When Kate and I got in line at the Guggenheim Monday morning at 10am I had my Nikon FM2n and 6 shots left on a roll of Kodak Tri-X 400. Luckily I had rated that roll at 1250 ISO for overcast winter days and early nightfalls. I find you can push Tri-X to 1600 or even 3200 and get usable images, but for 35mm I try to keep at 1250 or under. The grain is pronounced at 1250, but not quite overwhelming in a Xtol developer. Of course, if you used something like Rodinal, it would be grain city even at 800.
I hadn’t planned on taking any shots inside of the Maurizio Cattelan exhibit, just a shot of the Guggenheim facade.
That plan changed when I got inside. The exhibit is whimsical, and thanks to the unique design of the Guggenheim, totally engaging. As you climb or descend (we took the stairs to the top and went down) the view of the exhibit, which hangs from the ceiling into the atrium, is constantly changing. You see pieces from above, then at eye level, then from below. It wasn’t long before I joined the camera snapping hordes. The Guggenheim has a no photography policy, but guards and staff did not prevent people from taking pictures. Camera flashes, despite the total inability to light up something that far away, fired almost constantly. I was able to take these shots, sans flash of course, at f4 and 1/60th of a second. I think I was able to use 1/125th of a second on one of them and had to use f2.8 on another. Still I’m happy with how they turned out. I could have easily shot a roll or two of film to capture this exhibit, but I liked knowing that I had to be selective.
This was my favorite piece of the exhibit, but also the hardest to photograph. I knew I only had two exposures left and I wanted to save one for the facade on the way out. How do you expose for a huge, dark mass of soil against a white background? Very carefully… I love the bunnies on the grass.

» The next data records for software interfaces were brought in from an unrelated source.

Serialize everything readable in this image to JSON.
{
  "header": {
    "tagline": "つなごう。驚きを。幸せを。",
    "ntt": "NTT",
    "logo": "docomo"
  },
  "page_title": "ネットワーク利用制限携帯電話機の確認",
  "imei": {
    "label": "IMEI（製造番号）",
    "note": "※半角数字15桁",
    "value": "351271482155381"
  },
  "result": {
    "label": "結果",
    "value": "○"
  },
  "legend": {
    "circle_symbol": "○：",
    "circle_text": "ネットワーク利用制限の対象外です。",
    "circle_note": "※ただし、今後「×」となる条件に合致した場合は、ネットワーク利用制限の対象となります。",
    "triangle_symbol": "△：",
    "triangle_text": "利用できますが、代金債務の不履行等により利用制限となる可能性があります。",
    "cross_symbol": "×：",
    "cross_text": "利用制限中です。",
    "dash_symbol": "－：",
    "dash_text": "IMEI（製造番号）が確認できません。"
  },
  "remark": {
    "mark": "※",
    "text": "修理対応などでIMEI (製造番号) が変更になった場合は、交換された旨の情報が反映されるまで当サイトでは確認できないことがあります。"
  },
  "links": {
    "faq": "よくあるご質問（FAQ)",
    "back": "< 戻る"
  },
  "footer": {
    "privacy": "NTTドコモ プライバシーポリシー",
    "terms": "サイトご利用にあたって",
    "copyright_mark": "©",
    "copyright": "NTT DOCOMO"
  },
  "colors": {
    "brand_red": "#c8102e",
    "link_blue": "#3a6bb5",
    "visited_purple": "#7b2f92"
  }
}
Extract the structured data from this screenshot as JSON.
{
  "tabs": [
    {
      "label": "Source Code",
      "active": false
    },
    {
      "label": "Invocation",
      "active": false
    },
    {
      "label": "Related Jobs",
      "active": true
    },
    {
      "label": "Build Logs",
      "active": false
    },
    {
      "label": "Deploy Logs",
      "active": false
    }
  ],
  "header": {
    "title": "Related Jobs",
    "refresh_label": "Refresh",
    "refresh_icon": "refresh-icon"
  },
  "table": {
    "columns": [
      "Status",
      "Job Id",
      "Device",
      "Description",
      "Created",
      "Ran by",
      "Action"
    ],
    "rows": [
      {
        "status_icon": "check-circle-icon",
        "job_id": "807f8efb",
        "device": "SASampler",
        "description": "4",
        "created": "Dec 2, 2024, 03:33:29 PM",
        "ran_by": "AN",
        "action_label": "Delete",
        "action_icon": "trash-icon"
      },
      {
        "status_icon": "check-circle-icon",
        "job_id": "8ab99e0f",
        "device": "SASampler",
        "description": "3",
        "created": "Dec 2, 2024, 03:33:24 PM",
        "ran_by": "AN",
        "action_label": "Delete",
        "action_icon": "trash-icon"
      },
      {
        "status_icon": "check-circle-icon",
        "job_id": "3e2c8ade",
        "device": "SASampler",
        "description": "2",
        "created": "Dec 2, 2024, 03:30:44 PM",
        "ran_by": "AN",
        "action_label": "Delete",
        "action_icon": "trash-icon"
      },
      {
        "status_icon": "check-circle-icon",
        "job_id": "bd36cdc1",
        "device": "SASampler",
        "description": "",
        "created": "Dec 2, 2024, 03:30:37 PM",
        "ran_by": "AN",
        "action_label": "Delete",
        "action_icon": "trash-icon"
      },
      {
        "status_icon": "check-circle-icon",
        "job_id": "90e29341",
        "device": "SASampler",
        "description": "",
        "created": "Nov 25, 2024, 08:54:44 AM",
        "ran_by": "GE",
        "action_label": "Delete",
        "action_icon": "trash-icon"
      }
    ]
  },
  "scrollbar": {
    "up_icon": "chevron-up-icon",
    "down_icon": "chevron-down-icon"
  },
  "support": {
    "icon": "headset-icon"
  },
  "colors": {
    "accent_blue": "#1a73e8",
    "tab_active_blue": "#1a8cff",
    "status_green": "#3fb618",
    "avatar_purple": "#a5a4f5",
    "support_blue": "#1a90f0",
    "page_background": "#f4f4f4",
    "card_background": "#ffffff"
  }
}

All images developed in Xtol 1+1 solution at 68F for 11.5 minutes.